Dirty side to clean energy investing
Renewable investments have tripled since 2002, but is quick cash really what the sector needs?
NEW YORK (CNNMoney.com) -- Venture capital is sexy: The glamour of bringing a new business to market, the promise of big returns, the risk of losing it all.
There's no doubt this fast money plays a big role in building the businesses of tomorrow - especially those in the burgeoning alternative energy sector, which has seen funding triple over the past four years.
But venture capital investors often bank on a relatively quick payback, and have high expectations for the firms they back. Those expectations have sparked debate among renewable energy financiers: Is too much venture capital money a bad thing?

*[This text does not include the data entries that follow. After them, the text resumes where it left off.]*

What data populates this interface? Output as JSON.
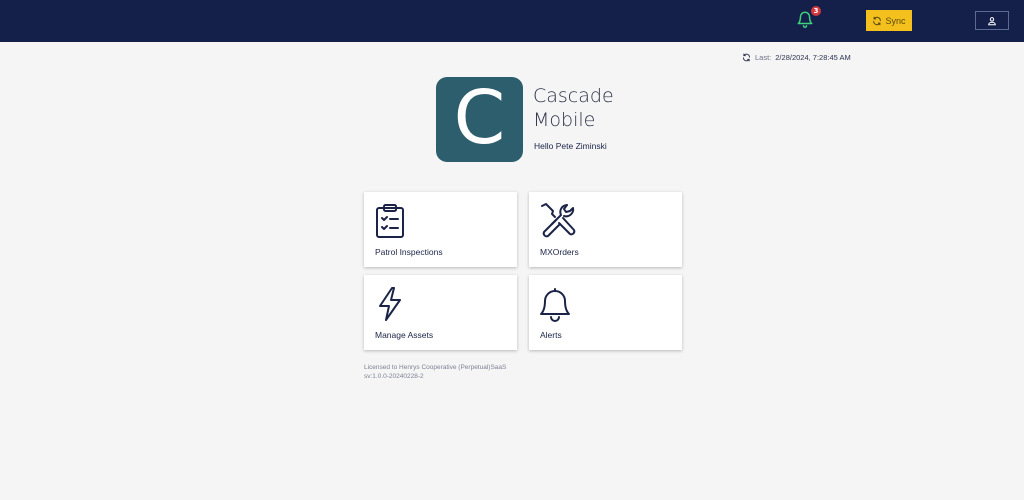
{
  "header": {
    "notifications": {
      "count": "3",
      "icon": "bell-icon",
      "color": "#3fd07e"
    },
    "sync": {
      "label": "Sync",
      "color": "#f4c01e"
    },
    "user": {
      "icon": "user-icon"
    }
  },
  "status": {
    "last_sync_label": "Last:",
    "last_sync_value": "2/28/2024, 7:28:45 AM"
  },
  "app": {
    "logo_letter": "C",
    "title_line1": "Cascade",
    "title_line2": "Mobile",
    "greeting": "Hello Pete Ziminski",
    "brand_color": "#2d5e6e"
  },
  "tiles": [
    {
      "label": "Patrol Inspections",
      "icon": "clipboard-checklist-icon"
    },
    {
      "label": "MXOrders",
      "icon": "tools-icon"
    },
    {
      "label": "Manage Assets",
      "icon": "lightning-bolt-icon"
    },
    {
      "label": "Alerts",
      "icon": "bell-icon"
    }
  ],
  "footer": {
    "license": "Licensed to Henrys Cooperative (Perpetual)SaaS",
    "version": "sv:1.0.0-20240228-2"
  }
}
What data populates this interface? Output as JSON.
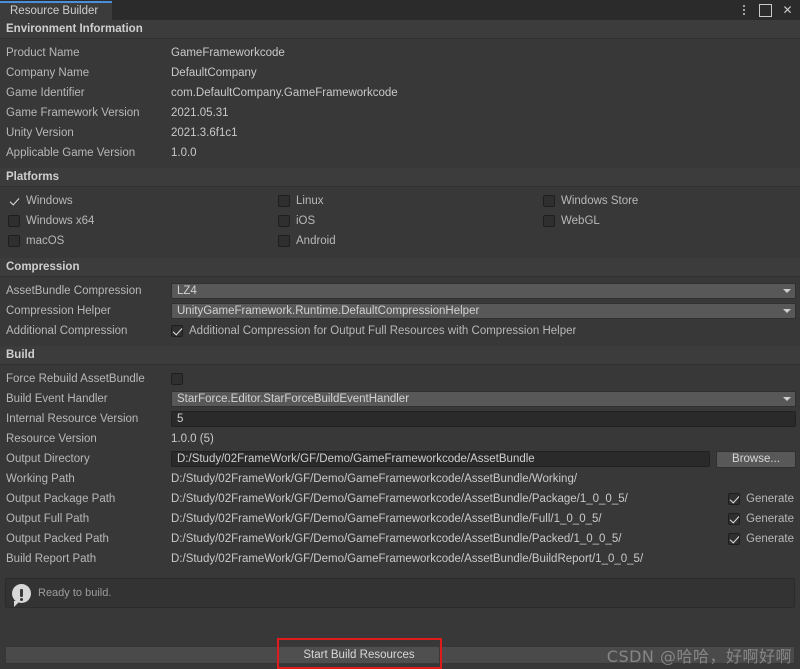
{
  "colors": {
    "accent": "#4a90d9",
    "highlight": "#e01b1b",
    "panel_bg": "#383838",
    "header_bg": "#3c3c3c"
  },
  "window": {
    "tab_label": "Resource Builder",
    "menu_icon": "kebab-menu-icon",
    "maximize_icon": "maximize-icon",
    "close_icon": "close-icon",
    "close_glyph": "✕"
  },
  "environment": {
    "title": "Environment Information",
    "rows": [
      {
        "label": "Product Name",
        "value": "GameFrameworkcode"
      },
      {
        "label": "Company Name",
        "value": "DefaultCompany"
      },
      {
        "label": "Game Identifier",
        "value": "com.DefaultCompany.GameFrameworkcode"
      },
      {
        "label": "Game Framework Version",
        "value": "2021.05.31"
      },
      {
        "label": "Unity Version",
        "value": "2021.3.6f1c1"
      },
      {
        "label": "Applicable Game Version",
        "value": "1.0.0"
      }
    ]
  },
  "platforms": {
    "title": "Platforms",
    "items": [
      {
        "label": "Windows",
        "checked": true
      },
      {
        "label": "Linux",
        "checked": false
      },
      {
        "label": "Windows Store",
        "checked": false
      },
      {
        "label": "Windows x64",
        "checked": false
      },
      {
        "label": "iOS",
        "checked": false
      },
      {
        "label": "WebGL",
        "checked": false
      },
      {
        "label": "macOS",
        "checked": false
      },
      {
        "label": "Android",
        "checked": false
      },
      {
        "label": "",
        "checked": false
      }
    ]
  },
  "compression": {
    "title": "Compression",
    "assetbundle_label": "AssetBundle Compression",
    "assetbundle_value": "LZ4",
    "helper_label": "Compression Helper",
    "helper_value": "UnityGameFramework.Runtime.DefaultCompressionHelper",
    "additional_label": "Additional Compression",
    "additional_caption": "Additional Compression for Output Full Resources with Compression Helper",
    "additional_checked": true
  },
  "build": {
    "title": "Build",
    "force_rebuild_label": "Force Rebuild AssetBundle",
    "force_rebuild_checked": false,
    "event_handler_label": "Build Event Handler",
    "event_handler_value": "StarForce.Editor.StarForceBuildEventHandler",
    "internal_version_label": "Internal Resource Version",
    "internal_version_value": "5",
    "resource_version_label": "Resource Version",
    "resource_version_value": "1.0.0 (5)",
    "output_dir_label": "Output Directory",
    "output_dir_value": "D:/Study/02FrameWork/GF/Demo/GameFrameworkcode/AssetBundle",
    "browse_label": "Browse...",
    "generate_label": "Generate",
    "paths": [
      {
        "label": "Working Path",
        "value": "D:/Study/02FrameWork/GF/Demo/GameFrameworkcode/AssetBundle/Working/",
        "generate": null
      },
      {
        "label": "Output Package Path",
        "value": "D:/Study/02FrameWork/GF/Demo/GameFrameworkcode/AssetBundle/Package/1_0_0_5/",
        "generate": true
      },
      {
        "label": "Output Full Path",
        "value": "D:/Study/02FrameWork/GF/Demo/GameFrameworkcode/AssetBundle/Full/1_0_0_5/",
        "generate": true
      },
      {
        "label": "Output Packed Path",
        "value": "D:/Study/02FrameWork/GF/Demo/GameFrameworkcode/AssetBundle/Packed/1_0_0_5/",
        "generate": true
      },
      {
        "label": "Build Report Path",
        "value": "D:/Study/02FrameWork/GF/Demo/GameFrameworkcode/AssetBundle/BuildReport/1_0_0_5/",
        "generate": null
      }
    ]
  },
  "status": {
    "icon": "info-bubble-icon",
    "text": "Ready to build."
  },
  "footer": {
    "build_button_label": "Start Build Resources",
    "watermark": "CSDN @哈哈，好啊好啊"
  }
}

Venture capital flowing to renewable energy firms has surged to almost $3 billion last year from just over $1 billion in 2002, according to the data tracking firm Cleantech Venture Network.
"There's just a ton of money trying to invest in companies," said Matt Cheney, head of MMA Renewable Ventures, a San Francisco-based renewable energy finance company.

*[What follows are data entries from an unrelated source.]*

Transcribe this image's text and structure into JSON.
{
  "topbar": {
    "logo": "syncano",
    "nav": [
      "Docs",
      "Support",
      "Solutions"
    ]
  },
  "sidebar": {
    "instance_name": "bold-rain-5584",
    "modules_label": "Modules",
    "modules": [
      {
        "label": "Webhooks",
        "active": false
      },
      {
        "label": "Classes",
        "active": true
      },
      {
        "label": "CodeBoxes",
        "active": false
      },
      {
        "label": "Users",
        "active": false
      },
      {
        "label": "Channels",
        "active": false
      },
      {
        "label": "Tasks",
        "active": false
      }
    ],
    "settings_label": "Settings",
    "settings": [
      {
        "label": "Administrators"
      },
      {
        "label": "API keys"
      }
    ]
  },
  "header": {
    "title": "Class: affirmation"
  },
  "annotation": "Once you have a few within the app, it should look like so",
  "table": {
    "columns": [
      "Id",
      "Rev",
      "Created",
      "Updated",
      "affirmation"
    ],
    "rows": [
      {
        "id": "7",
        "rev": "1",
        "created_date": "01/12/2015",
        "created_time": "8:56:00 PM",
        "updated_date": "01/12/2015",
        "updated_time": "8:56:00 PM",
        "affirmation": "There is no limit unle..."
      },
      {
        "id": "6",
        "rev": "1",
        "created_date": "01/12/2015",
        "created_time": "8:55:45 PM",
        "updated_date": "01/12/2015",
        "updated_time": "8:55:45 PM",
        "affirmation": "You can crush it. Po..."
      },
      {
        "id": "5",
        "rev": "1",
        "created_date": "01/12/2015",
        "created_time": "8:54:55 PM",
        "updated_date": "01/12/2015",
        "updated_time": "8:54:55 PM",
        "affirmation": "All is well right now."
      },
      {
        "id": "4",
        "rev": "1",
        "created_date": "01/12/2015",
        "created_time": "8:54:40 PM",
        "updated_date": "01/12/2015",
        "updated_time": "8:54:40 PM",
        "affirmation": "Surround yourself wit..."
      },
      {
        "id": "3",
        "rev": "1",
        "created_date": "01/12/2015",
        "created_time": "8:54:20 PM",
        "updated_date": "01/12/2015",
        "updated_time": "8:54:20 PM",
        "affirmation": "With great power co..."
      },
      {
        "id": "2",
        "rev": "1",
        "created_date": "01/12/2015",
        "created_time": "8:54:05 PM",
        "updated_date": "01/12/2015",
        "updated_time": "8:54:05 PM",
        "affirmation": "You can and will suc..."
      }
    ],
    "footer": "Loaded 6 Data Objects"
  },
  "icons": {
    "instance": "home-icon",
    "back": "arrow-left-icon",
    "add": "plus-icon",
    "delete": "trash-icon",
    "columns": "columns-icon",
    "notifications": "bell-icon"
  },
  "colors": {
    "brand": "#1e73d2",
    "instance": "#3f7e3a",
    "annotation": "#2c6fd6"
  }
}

That's good for startups looking for cash, so long as they can become profitable relatively quickly.
The typical time frame for venture capital firms - which provide cash and provide management expertise usually in exchange for part ownership - is three to five years, according to one venture capitalist.
"Money doesn't have a lot of patience in general," said Cheney. "I'd say eight out of 10 of these operations don't go anywhere. And for those eight, it gets pretty ugly."
Second guessing the company's founders, firing people, bringing in hired guns - these are all things a venture capital firm will try to do if they find themselves writing checks for a floundering firm. And if that doesn't work, the salvage sale begins.
"When they (venture capitalists) lose patience, they start destroying value," said Cheney.
The fact that many renewable energy technologies are still years from being commercially successful, combined with what some say is a lack of places to turn for money, leaves many of these companies especially vulnerable.
"Private equity is stepping into a space that commercial banks won't fill and the government hasn't put enough money behind," said Peter Gray, a managing director for energy and natural resources at KPMG Corporate Finance LLC, an independent investment bank. "They're filling a gap that shouldn't exist."
One chief executive at a Canadian renewable energy company, who wouldn't speak on the record because his firm is under a government-mandated quiet period, said Canadian financial rules allowed his company to go public sooner, avoiding the need to raise money through venture capital.
He said the Canadian arrangement was similar to a U.S. company going public with an over-the-counter offering, which avoids the extra scrutiny placed on a firm from an exchange such as the Nasdaq or the New York Stock Exchange, but doesn't carry the negative stigma associated with so-called "pink sheet" stocks.
He said raising money in looser public capital markets was better than turning to venture capital.
"I spent 6 years in venture capital, and I know their tricks," he said, referring to the ownership deals the VCs extract from firms they fund.
While some said the government should play a bigger role in funding start-ups, others cautioned that getting the government too involved is a bad idea.
"The government is horrible at picking technologies that merge science and markets," said Cheney. "It's a special beast that can do all that."
"Venture capital is important because it drives a profit motive," said Rodrigo Prudencio, a partner at Nth power, a San Francisco-based clean energy venture capital firm. He said owners of a startup firm "need to have a company that is profitable and not reliant on government grants."
Prudencio took issue with venture capital being characterized as quick to pull the trigger on a struggling company.
"It's not like we're pounding our fists on the table saying 'we want out money back,'" he said. "We're trying to create value for everybody."
But he did say the sudden interest in the sector had the potential to cause problems.
He cited the ethanol boom as one example, as production of the corn-based fuel has exceeded the actual ability of farmers to grow corn, driving up prices not just for corn but for a variety of food products everywhere.
"If too much money flows in, then you create companies that there isn't the market to support," he said.
A hot investment sector also attracts players who haven't done their research, leaving the door open to spectacular losses that could frighten away other potential backers.
Investor interest in hot sectors, such as renewable energy, "is a great thing," said Cheney, the project financier from MMA Renewables. "We just hope everyone is responsible. We can't afford for [investors] to get beaten up and not be happy. Then they sour [on the sector] and don't want to be in it."